_Data about app and page elements_
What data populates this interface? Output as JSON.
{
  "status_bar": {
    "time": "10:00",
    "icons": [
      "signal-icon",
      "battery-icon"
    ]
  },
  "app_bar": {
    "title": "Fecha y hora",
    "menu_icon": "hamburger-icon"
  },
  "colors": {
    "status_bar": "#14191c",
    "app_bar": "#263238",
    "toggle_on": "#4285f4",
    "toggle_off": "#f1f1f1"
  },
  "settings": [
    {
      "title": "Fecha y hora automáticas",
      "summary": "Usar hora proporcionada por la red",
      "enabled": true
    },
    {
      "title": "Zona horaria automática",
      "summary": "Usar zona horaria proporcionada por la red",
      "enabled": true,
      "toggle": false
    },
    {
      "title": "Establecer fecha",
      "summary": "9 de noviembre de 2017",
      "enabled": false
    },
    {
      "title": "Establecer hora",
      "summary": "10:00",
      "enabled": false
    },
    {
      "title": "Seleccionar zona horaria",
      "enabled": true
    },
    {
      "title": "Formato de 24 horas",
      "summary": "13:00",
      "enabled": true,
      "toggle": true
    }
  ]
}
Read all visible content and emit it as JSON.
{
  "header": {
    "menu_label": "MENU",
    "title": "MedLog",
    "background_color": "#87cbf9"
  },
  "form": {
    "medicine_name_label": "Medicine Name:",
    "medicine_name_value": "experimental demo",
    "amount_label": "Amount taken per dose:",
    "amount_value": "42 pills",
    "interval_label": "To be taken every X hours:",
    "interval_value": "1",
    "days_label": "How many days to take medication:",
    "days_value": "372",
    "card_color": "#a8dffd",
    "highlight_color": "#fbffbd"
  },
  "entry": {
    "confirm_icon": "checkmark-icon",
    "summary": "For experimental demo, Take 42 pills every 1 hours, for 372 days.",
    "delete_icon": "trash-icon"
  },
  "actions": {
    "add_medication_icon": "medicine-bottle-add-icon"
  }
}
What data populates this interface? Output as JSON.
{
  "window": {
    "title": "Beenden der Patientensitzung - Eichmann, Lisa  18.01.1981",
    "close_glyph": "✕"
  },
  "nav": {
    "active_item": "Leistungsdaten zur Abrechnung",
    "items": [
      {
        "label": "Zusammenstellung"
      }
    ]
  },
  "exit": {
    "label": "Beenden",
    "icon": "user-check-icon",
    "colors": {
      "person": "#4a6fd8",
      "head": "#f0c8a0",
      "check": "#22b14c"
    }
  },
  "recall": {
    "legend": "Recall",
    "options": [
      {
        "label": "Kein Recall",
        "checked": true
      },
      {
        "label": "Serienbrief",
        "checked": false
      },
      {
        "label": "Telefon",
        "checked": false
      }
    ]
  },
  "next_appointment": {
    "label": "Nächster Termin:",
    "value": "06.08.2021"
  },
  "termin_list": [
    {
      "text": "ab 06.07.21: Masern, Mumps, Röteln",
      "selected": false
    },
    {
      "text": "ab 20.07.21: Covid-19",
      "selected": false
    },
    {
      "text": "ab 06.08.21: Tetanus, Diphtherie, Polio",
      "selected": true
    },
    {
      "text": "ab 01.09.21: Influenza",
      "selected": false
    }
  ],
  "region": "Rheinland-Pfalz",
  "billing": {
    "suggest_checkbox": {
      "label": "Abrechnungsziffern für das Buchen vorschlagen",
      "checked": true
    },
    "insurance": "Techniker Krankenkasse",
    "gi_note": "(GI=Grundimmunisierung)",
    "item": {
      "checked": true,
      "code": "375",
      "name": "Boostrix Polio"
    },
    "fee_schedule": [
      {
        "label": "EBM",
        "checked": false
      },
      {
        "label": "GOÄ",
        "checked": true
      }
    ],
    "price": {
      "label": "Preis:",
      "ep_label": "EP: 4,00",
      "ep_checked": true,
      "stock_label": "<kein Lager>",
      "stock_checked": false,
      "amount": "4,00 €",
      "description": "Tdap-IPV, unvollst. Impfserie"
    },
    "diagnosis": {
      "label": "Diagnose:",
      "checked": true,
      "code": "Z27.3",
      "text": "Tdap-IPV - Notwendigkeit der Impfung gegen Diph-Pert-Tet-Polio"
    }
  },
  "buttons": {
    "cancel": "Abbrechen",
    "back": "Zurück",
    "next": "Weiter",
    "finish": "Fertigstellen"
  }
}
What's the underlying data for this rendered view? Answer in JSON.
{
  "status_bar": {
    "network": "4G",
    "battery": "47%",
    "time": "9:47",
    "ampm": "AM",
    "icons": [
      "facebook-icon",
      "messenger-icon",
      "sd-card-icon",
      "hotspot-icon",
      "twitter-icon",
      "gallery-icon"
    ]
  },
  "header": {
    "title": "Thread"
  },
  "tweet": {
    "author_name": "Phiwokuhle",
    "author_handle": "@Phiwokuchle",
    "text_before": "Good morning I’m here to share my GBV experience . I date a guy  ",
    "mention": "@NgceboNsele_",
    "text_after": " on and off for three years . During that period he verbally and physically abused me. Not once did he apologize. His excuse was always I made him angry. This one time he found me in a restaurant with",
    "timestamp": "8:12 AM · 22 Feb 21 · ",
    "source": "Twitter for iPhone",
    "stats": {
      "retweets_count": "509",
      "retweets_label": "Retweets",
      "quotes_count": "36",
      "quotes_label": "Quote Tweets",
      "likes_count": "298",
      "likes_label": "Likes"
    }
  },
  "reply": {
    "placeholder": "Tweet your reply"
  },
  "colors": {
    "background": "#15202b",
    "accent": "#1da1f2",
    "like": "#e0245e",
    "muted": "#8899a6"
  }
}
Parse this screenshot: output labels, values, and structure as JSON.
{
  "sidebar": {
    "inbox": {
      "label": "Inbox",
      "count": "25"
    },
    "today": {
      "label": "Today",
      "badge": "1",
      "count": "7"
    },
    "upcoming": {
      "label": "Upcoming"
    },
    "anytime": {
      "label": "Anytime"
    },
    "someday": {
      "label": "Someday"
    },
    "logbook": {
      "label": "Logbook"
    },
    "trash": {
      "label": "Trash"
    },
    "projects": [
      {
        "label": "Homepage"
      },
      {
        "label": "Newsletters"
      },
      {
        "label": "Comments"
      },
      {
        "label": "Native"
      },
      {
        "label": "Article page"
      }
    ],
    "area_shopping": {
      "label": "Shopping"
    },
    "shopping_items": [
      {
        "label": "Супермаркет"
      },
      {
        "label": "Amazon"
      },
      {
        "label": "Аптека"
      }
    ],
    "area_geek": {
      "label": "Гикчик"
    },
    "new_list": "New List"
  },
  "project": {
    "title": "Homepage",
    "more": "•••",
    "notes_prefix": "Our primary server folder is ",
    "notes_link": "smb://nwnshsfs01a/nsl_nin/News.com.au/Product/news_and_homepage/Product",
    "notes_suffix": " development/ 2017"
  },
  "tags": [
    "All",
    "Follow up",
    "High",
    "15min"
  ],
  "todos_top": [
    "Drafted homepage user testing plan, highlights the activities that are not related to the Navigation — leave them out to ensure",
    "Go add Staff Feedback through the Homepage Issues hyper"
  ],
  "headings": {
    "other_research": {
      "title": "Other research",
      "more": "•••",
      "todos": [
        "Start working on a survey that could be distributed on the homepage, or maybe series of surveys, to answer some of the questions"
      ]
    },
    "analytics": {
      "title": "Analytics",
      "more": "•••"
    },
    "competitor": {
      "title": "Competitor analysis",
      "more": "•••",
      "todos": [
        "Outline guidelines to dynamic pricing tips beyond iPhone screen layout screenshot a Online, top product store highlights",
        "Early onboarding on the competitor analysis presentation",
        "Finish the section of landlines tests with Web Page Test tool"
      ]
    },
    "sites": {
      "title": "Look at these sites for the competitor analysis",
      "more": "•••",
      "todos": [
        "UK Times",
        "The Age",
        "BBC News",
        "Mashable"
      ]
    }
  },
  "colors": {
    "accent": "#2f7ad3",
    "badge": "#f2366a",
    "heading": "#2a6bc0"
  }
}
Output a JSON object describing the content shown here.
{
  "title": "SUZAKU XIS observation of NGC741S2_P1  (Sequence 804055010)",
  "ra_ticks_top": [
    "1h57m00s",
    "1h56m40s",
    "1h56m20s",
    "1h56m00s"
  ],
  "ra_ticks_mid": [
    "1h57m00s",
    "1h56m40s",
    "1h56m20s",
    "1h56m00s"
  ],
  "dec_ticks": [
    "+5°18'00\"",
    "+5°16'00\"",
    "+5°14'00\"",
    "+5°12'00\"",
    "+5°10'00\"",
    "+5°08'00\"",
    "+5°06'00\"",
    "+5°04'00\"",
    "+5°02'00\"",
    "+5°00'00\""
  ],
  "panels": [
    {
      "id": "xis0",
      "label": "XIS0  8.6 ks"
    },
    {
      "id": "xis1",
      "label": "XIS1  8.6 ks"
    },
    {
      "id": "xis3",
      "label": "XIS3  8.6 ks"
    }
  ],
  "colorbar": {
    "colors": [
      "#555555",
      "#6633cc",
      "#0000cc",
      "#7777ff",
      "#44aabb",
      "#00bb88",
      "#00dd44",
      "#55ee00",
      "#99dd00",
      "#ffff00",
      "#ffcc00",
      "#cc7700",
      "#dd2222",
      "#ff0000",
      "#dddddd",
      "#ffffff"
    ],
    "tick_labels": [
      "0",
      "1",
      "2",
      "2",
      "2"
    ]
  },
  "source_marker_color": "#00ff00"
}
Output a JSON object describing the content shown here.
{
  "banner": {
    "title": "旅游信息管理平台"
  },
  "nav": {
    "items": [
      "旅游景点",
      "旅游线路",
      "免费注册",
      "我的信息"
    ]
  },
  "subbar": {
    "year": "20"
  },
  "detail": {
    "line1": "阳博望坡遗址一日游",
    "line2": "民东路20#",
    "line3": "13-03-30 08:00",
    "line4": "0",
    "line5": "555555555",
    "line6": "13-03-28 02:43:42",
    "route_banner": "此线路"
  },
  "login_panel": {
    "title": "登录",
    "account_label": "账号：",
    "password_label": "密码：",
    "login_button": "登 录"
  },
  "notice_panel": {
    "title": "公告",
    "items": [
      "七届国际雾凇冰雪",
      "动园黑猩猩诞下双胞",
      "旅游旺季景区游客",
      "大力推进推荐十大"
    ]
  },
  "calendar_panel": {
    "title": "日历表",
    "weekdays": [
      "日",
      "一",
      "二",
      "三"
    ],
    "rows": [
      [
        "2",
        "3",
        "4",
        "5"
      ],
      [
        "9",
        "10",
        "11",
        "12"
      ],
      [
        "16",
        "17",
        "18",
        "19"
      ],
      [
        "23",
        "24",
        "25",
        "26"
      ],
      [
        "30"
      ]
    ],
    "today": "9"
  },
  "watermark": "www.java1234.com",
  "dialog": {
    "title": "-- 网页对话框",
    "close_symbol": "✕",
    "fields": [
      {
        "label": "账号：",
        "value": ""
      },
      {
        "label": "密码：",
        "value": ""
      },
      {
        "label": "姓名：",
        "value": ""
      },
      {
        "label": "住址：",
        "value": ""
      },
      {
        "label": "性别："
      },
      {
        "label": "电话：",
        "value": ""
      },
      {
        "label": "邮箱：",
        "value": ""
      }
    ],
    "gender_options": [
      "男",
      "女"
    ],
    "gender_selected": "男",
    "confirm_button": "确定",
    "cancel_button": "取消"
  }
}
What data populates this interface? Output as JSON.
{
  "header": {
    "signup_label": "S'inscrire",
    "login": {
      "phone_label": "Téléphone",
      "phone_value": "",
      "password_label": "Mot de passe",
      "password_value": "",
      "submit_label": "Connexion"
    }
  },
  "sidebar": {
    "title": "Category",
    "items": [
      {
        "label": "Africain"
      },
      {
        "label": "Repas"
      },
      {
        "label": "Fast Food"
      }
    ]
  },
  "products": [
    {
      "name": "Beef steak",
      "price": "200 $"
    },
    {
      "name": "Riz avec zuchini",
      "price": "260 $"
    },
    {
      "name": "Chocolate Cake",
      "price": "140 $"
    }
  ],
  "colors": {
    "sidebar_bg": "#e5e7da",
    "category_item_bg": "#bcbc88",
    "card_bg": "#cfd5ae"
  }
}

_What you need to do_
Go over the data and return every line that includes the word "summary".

_Exercise response_
      "summary": "Usar hora proporcionada por la red",
      "summary": "Usar zona horaria proporcionada por la red",
      "summary": "9 de noviembre de 2017",
      "summary": "10:00",
      "summary": "13:00",
    "summary": "For experimental demo, Take 42 pills every 1 hours, for 372 days.",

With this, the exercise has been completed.